▶ [RECORDS FOR THE TASK]:
--------------------------------

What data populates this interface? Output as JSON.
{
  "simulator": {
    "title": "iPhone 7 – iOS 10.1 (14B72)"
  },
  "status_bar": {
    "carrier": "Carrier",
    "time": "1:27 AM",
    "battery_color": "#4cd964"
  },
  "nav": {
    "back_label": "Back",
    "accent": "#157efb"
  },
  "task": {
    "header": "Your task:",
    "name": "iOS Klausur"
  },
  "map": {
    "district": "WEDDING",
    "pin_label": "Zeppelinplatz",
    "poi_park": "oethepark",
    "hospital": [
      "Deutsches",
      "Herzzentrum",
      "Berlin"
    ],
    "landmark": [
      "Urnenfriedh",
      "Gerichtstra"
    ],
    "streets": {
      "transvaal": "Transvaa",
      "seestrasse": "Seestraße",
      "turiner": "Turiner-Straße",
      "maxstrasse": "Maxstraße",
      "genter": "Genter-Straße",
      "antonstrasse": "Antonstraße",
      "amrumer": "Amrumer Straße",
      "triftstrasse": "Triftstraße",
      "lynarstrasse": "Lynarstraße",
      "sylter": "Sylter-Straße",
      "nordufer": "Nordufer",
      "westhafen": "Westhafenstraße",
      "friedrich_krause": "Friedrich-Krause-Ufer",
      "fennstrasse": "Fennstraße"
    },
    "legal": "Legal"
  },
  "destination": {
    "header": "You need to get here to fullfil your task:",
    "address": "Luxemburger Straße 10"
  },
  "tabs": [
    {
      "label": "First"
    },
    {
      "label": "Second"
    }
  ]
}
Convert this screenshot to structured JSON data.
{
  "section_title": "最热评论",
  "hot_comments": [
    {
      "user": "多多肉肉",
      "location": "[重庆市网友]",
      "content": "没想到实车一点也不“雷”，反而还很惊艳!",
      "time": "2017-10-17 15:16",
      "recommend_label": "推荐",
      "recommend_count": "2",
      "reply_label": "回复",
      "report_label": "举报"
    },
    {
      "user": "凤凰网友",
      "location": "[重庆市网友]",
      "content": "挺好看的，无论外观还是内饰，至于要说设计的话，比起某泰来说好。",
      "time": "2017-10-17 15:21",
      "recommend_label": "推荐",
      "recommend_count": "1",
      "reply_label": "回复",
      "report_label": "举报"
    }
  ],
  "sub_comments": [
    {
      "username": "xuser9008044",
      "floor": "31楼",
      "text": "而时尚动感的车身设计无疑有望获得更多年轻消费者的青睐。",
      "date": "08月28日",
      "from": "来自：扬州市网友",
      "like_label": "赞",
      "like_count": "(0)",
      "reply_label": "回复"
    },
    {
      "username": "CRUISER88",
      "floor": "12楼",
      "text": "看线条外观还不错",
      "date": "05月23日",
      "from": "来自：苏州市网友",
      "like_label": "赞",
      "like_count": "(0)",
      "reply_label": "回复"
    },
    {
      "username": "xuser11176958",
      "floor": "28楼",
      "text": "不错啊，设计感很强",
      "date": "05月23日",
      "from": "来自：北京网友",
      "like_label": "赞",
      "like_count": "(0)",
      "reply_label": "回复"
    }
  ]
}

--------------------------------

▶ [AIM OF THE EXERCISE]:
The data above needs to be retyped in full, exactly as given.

▶ [FINAL ANSWER]:
What data populates this interface? Output as JSON.
{
  "simulator": {
    "title": "iPhone 7 – iOS 10.1 (14B72)"
  },
  "status_bar": {
    "carrier": "Carrier",
    "time": "1:27 AM",
    "battery_color": "#4cd964"
  },
  "nav": {
    "back_label": "Back",
    "accent": "#157efb"
  },
  "task": {
    "header": "Your task:",
    "name": "iOS Klausur"
  },
  "map": {
    "district": "WEDDING",
    "pin_label": "Zeppelinplatz",
    "poi_park": "oethepark",
    "hospital": [
      "Deutsches",
      "Herzzentrum",
      "Berlin"
    ],
    "landmark": [
      "Urnenfriedh",
      "Gerichtstra"
    ],
    "streets": {
      "transvaal": "Transvaa",
      "seestrasse": "Seestraße",
      "turiner": "Turiner-Straße",
      "maxstrasse": "Maxstraße",
      "genter": "Genter-Straße",
      "antonstrasse": "Antonstraße",
      "amrumer": "Amrumer Straße",
      "triftstrasse": "Triftstraße",
      "lynarstrasse": "Lynarstraße",
      "sylter": "Sylter-Straße",
      "nordufer": "Nordufer",
      "westhafen": "Westhafenstraße",
      "friedrich_krause": "Friedrich-Krause-Ufer",
      "fennstrasse": "Fennstraße"
    },
    "legal": "Legal"
  },
  "destination": {
    "header": "You need to get here to fullfil your task:",
    "address": "Luxemburger Straße 10"
  },
  "tabs": [
    {
      "label": "First"
    },
    {
      "label": "Second"
    }
  ]
}
Convert this screenshot to structured JSON data.
{
  "section_title": "最热评论",
  "hot_comments": [
    {
      "user": "多多肉肉",
      "location": "[重庆市网友]",
      "content": "没想到实车一点也不“雷”，反而还很惊艳!",
      "time": "2017-10-17 15:16",
      "recommend_label": "推荐",
      "recommend_count": "2",
      "reply_label": "回复",
      "report_label": "举报"
    },
    {
      "user": "凤凰网友",
      "location": "[重庆市网友]",
      "content": "挺好看的，无论外观还是内饰，至于要说设计的话，比起某泰来说好。",
      "time": "2017-10-17 15:21",
      "recommend_label": "推荐",
      "recommend_count": "1",
      "reply_label": "回复",
      "report_label": "举报"
    }
  ],
  "sub_comments": [
    {
      "username": "xuser9008044",
      "floor": "31楼",
      "text": "而时尚动感的车身设计无疑有望获得更多年轻消费者的青睐。",
      "date": "08月28日",
      "from": "来自：扬州市网友",
      "like_label": "赞",
      "like_count": "(0)",
      "reply_label": "回复"
    },
    {
      "username": "CRUISER88",
      "floor": "12楼",
      "text": "看线条外观还不错",
      "date": "05月23日",
      "from": "来自：苏州市网友",
      "like_label": "赞",
      "like_count": "(0)",
      "reply_label": "回复"
    },
    {
      "username": "xuser11176958",
      "floor": "28楼",
      "text": "不错啊，设计感很强",
      "date": "05月23日",
      "from": "来自：北京网友",
      "like_label": "赞",
      "like_count": "(0)",
      "reply_label": "回复"
    }
  ]
}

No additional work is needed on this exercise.